But unlike Facebook, Twitter is limited to 140 characters and Following or Not Following (this simplifies things in such a good way). You want to follow your celebrity idol and send them an @ messages? Go ahead, it’s possible they might even read it and repsond. Even if they don’t respond, you can skip buying your local gossip magazines and read what that celebrity ate for breakfast, directly from the celebrity.
Of course, you have an even higher chance of them responding to your @message if it is simply someone you admire in your field. Like Ron Gilbert.
Honestly, using @messages is a little weird and embarrassing the first few times, but you’ll get used to being ignored and super happy when someone responds (at first) so it’s a pretty good trade off

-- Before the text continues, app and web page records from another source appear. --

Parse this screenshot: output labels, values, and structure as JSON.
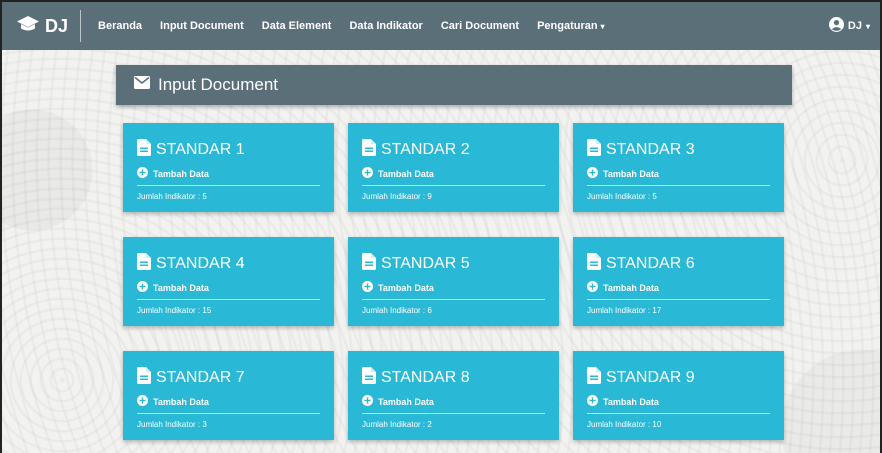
{
  "brand": {
    "name": "DJ"
  },
  "nav": {
    "items": [
      {
        "label": "Beranda"
      },
      {
        "label": "Input Document"
      },
      {
        "label": "Data Element"
      },
      {
        "label": "Data Indikator"
      },
      {
        "label": "Cari Document"
      },
      {
        "label": "Pengaturan"
      }
    ],
    "user_label": "DJ"
  },
  "header": {
    "title": "Input Document"
  },
  "cards": [
    {
      "title": "STANDAR 1",
      "add_label": "Tambah Data",
      "count_label": "Jumlah Indikator : 5"
    },
    {
      "title": "STANDAR 2",
      "add_label": "Tambah Data",
      "count_label": "Jumlah Indikator : 9"
    },
    {
      "title": "STANDAR 3",
      "add_label": "Tambah Data",
      "count_label": "Jumlah Indikator : 5"
    },
    {
      "title": "STANDAR 4",
      "add_label": "Tambah Data",
      "count_label": "Jumlah Indikator : 15"
    },
    {
      "title": "STANDAR 5",
      "add_label": "Tambah Data",
      "count_label": "Jumlah Indikator : 6"
    },
    {
      "title": "STANDAR 6",
      "add_label": "Tambah Data",
      "count_label": "Jumlah Indikator : 17"
    },
    {
      "title": "STANDAR 7",
      "add_label": "Tambah Data",
      "count_label": "Jumlah Indikator : 3"
    },
    {
      "title": "STANDAR 8",
      "add_label": "Tambah Data",
      "count_label": "Jumlah Indikator : 2"
    },
    {
      "title": "STANDAR 9",
      "add_label": "Tambah Data",
      "count_label": "Jumlah Indikator : 10"
    }
  ],
  "colors": {
    "navbar": "#5b6f78",
    "card": "#29b8d6",
    "background": "#f2f2f0"
  },
  "icons": {
    "brand": "graduation-cap-icon",
    "header": "envelope-icon",
    "card_title": "file-icon",
    "card_add": "plus-circle-icon",
    "user": "user-circle-icon"
  }
}
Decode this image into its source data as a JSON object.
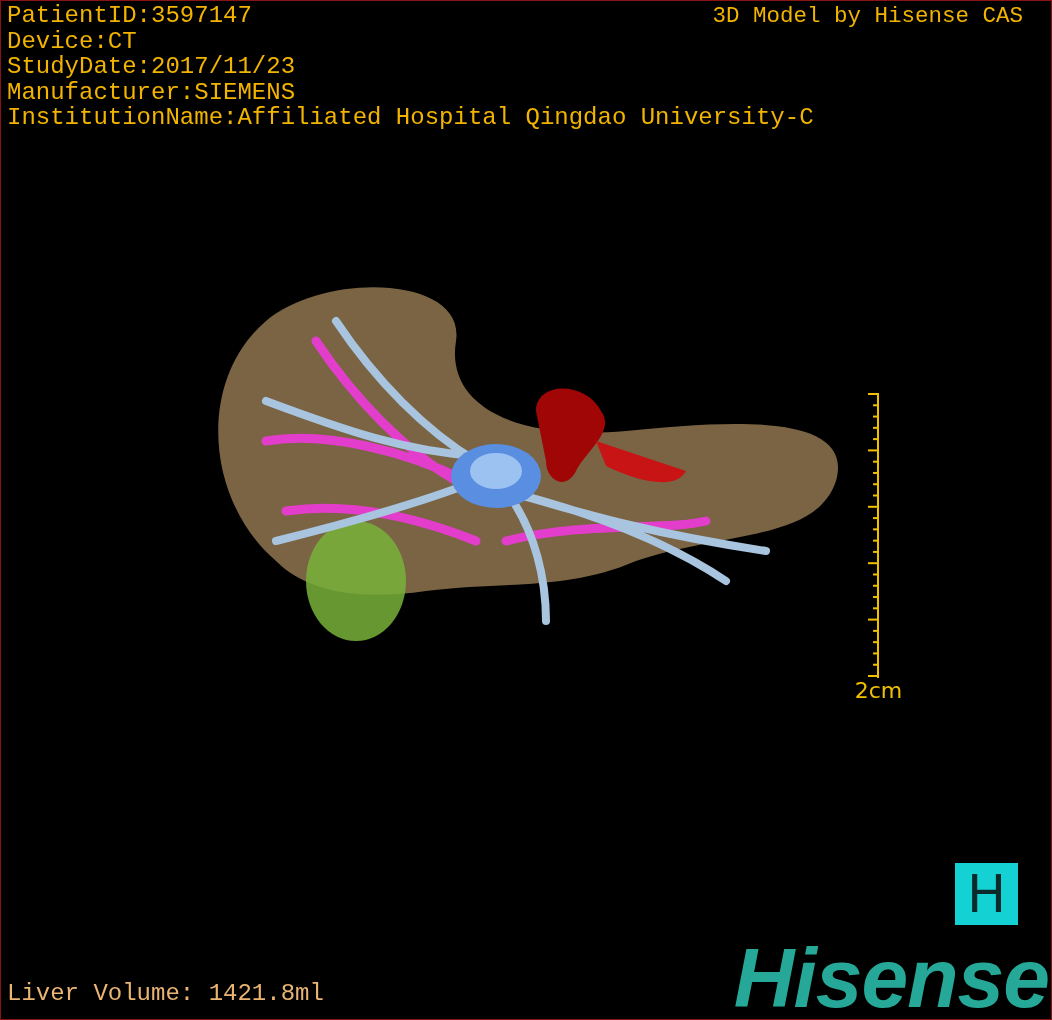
{
  "header": {
    "info_lines": [
      "PatientID:3597147",
      "Device:CT",
      "StudyDate:2017/11/23",
      "Manufacturer:SIEMENS",
      "InstitutionName:Affiliated Hospital Qingdao University-C"
    ],
    "title": "3D Model by Hisense CAS"
  },
  "scale_bar": {
    "label": "2cm"
  },
  "footer": {
    "volume": "Liver Volume: 1421.8ml"
  },
  "logo": {
    "badge": "H",
    "wordmark": "Hisense"
  }
}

# hashtag topics are another beast and I still haven’t quite figured their potential. The general idea is you can follow a hashtagged # topic as you would follow a person or event. Do you have any tips on why hashtags are awesome?
An amusing warning: Even if you aren’t doing an @ message, what you say can still be found with real-time searches such as backtype and worse, bots which are crawling them. I found this out recently when I heard the news on the radio of a Vanity Fair sponsored poll which, once again, said that Twitter is a fad, and 1/3 of the people think it will fade away (just like blogging and that crazy internet thing). I quickly typed in the following thought (not as an @ message) :
‘Wondering how the target audience of Vanity Fair magazine has anything to do with Twitter. Aside from doing a skewed poll on it, that is.’
@vanityfair picked this up immediately and of course had to make my thought public and set me straight with: ‘Ask our 33,940 followers. RT @Jaybot7: Wondering how the target audience of Vanity Fair has anything to do with Twitter.’
Touche I guess. I don’t blame them either, I probably would have done the same thing. Even if that wasn’t the point I was making (if the polls were correct, it would be *bad* for the VF twitter account) I was a little disconcerted that thinking aloud on twitter, even without an @ or a # will get picked up on and blasted, but then again, this is the internet
I tried to make light of it. By saying ‘@vanityfairmag Given that 1/3 of the people in the poll say it’s a fad that will fade it would be 11,313 followers ;)’ just to point out that I really was simply wondering and it’s not earth shaking news. But I still had to deal with all the ‘Zing!’ and ‘Snap!’ and ‘Ha!’ and uh, ‘pow!’ from the 6 people out of 33,940 and my ego was of course hurt a little.
If it ever happens to you, just let it roll off your shoulders and don’t get bent out of shape.
Because there are always smart people like @LibertyLndnGirl who remark:
‘It’s simple: Twitter is just another vehicle to engage with readers. He’s confusing the medium & the message’
Perhaps I was confused. In all fairness, that’s why I didn’t say it directly to @vanityfair and I used the word ‘Wondering’. Then again, let me reinforce this: it is the internet. There is no privacy.
If you don’t want people looking at picture of your (anything) that you posted on Flickr, don’t check the privacy box, just don’t upload them in the first place.
That was a bit longer than I expected. And I still have so much more to say about Twitter. I’ll have to continue this in another post later
I hope that enlightened you on how and why to use Twitter. That’s at least 10 ideas on how to use it. I didn’t bother to number them, sorry
If you’re super curious and wish to follow me, I’m easy to find: jaybot7 😉
*This is a pun, of a play on words. If it offended you, by not stating that it was a pun, or if it offends you because I do state it is a pun, you are the type of person who ruined the fun of puns in the first place and the world hates you for it.
**FluffyPuppie is not real. I made it up.
LA and Back Again, The Short Tale of a Japanese Visa